Excerpts from an interface dataset
== Segment start ==
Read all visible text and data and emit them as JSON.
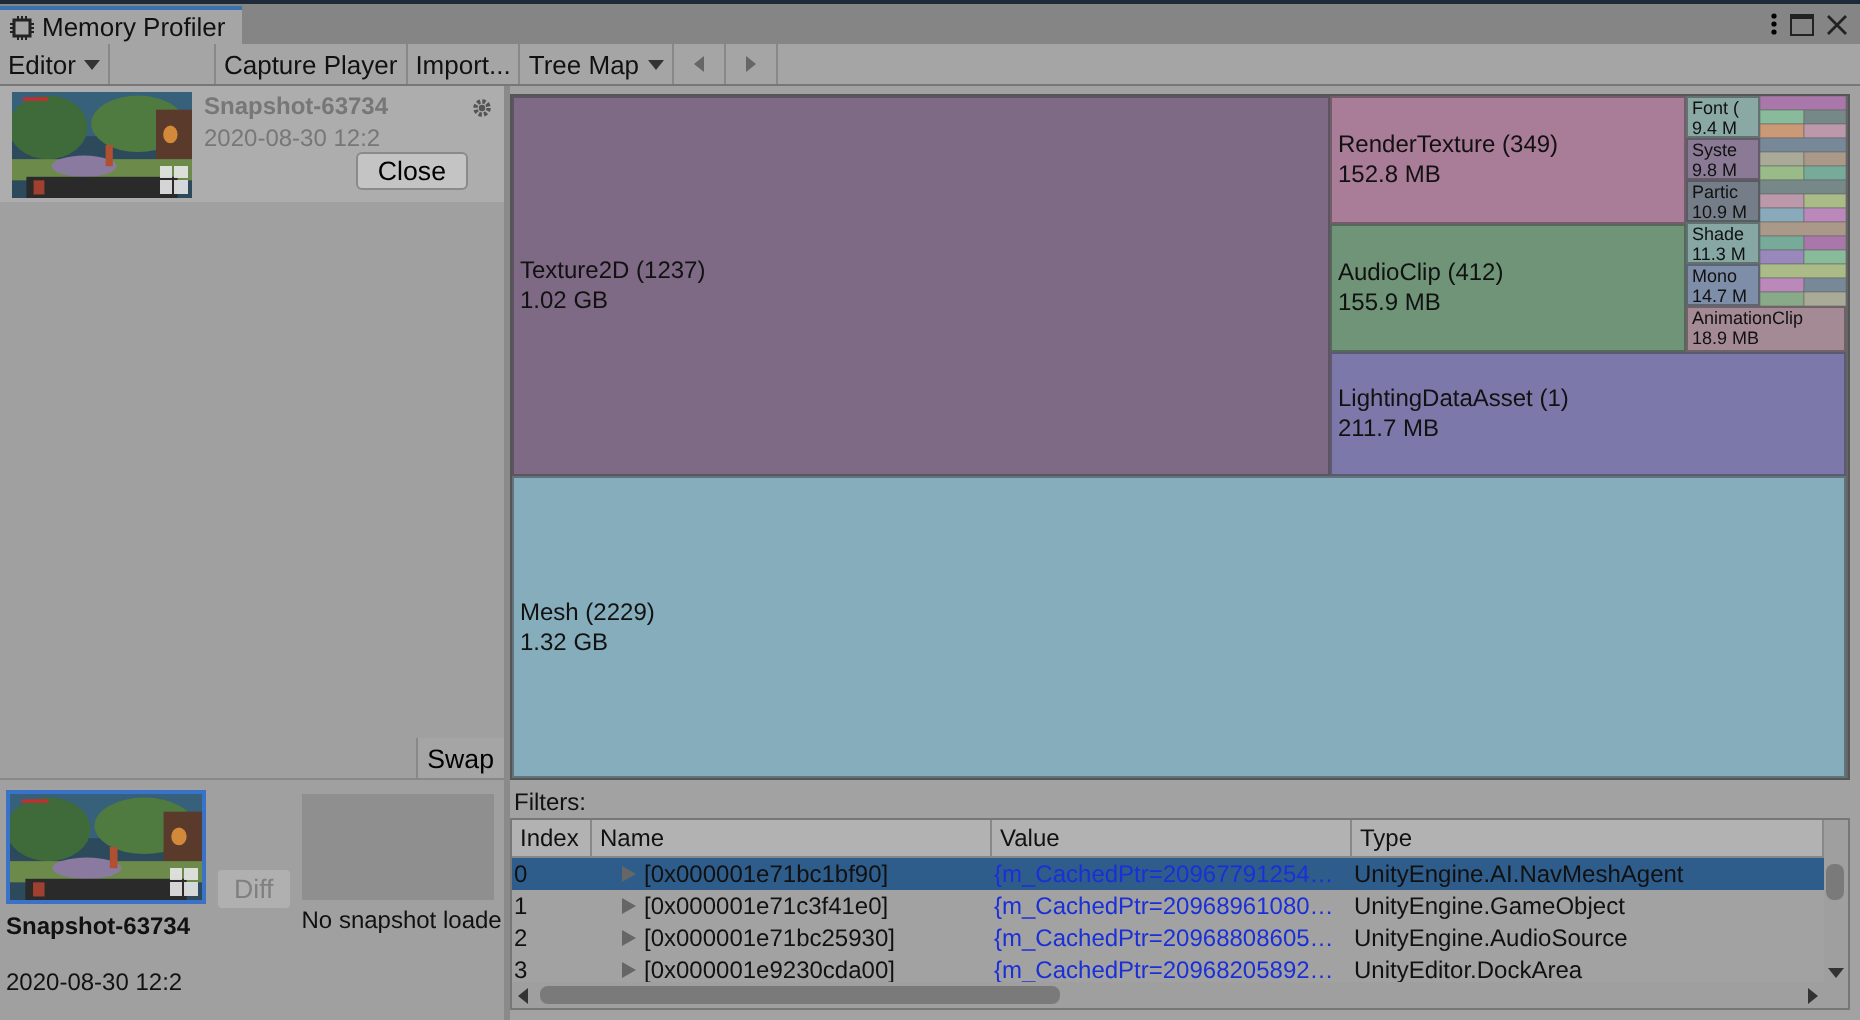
{
  "window": {
    "title": "Memory Profiler"
  },
  "toolbar": {
    "target": "Editor",
    "buttons": [
      "Capture Player",
      "Import..."
    ],
    "view": "Tree Map"
  },
  "snapshot_list": [
    {
      "name": "Snapshot-63734",
      "date": "2020-08-30 12:2",
      "close": "Close"
    }
  ],
  "swap": "Swap",
  "compare": {
    "first": {
      "name": "Snapshot-63734",
      "date": "2020-08-30 12:2",
      "selected": true
    },
    "diff": {
      "label": "Diff",
      "disabled": true
    },
    "second": {
      "label": "No snapshot loade"
    }
  },
  "treemap": {
    "cells": [
      {
        "name": "Texture2D (1237)",
        "size": "1.02 GB",
        "color": "#7f6a86"
      },
      {
        "name": "Mesh (2229)",
        "size": "1.32 GB",
        "color": "#86adbb"
      },
      {
        "name": "RenderTexture (349)",
        "size": "152.8 MB",
        "color": "#a97c98"
      },
      {
        "name": "AudioClip (412)",
        "size": "155.9 MB",
        "color": "#6f9478"
      },
      {
        "name": "LightingDataAsset (1)",
        "size": "211.7 MB",
        "color": "#7c78a9"
      },
      {
        "name": "Font (",
        "size": "9.4 M",
        "color": "#8aa9a4"
      },
      {
        "name": "Syste",
        "size": "9.8 M",
        "color": "#8a7a95"
      },
      {
        "name": "Partic",
        "size": "10.9 M",
        "color": "#757d88"
      },
      {
        "name": "Shade",
        "size": "11.3 M",
        "color": "#86a7a3"
      },
      {
        "name": "Mono",
        "size": "14.7 M",
        "color": "#7f8ea8"
      },
      {
        "name": "AnimationClip",
        "size": "18.9 MB",
        "color": "#a48a94"
      }
    ]
  },
  "table": {
    "filters_label": "Filters:",
    "columns": [
      "Index",
      "Name",
      "Value",
      "Type"
    ],
    "rows": [
      {
        "index": "0",
        "name": "[0x000001e71bc1bf90]",
        "value": "{m_CachedPtr=20967791254…",
        "type": "UnityEngine.AI.NavMeshAgent",
        "selected": true
      },
      {
        "index": "1",
        "name": "[0x000001e71c3f41e0]",
        "value": "{m_CachedPtr=20968961080…",
        "type": "UnityEngine.GameObject",
        "selected": false
      },
      {
        "index": "2",
        "name": "[0x000001e71bc25930]",
        "value": "{m_CachedPtr=20968808605…",
        "type": "UnityEngine.AudioSource",
        "selected": false
      },
      {
        "index": "3",
        "name": "[0x000001e9230cda00]",
        "value": "{m_CachedPtr=20968205892…",
        "type": "UnityEditor.DockArea",
        "selected": false
      }
    ]
  }
}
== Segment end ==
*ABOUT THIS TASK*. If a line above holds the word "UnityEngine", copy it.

*SOLUTION FOR THIS TASK*.
        "type": "UnityEngine.AI.NavMeshAgent",
        "type": "UnityEngine.GameObject",
        "type": "UnityEngine.AudioSource",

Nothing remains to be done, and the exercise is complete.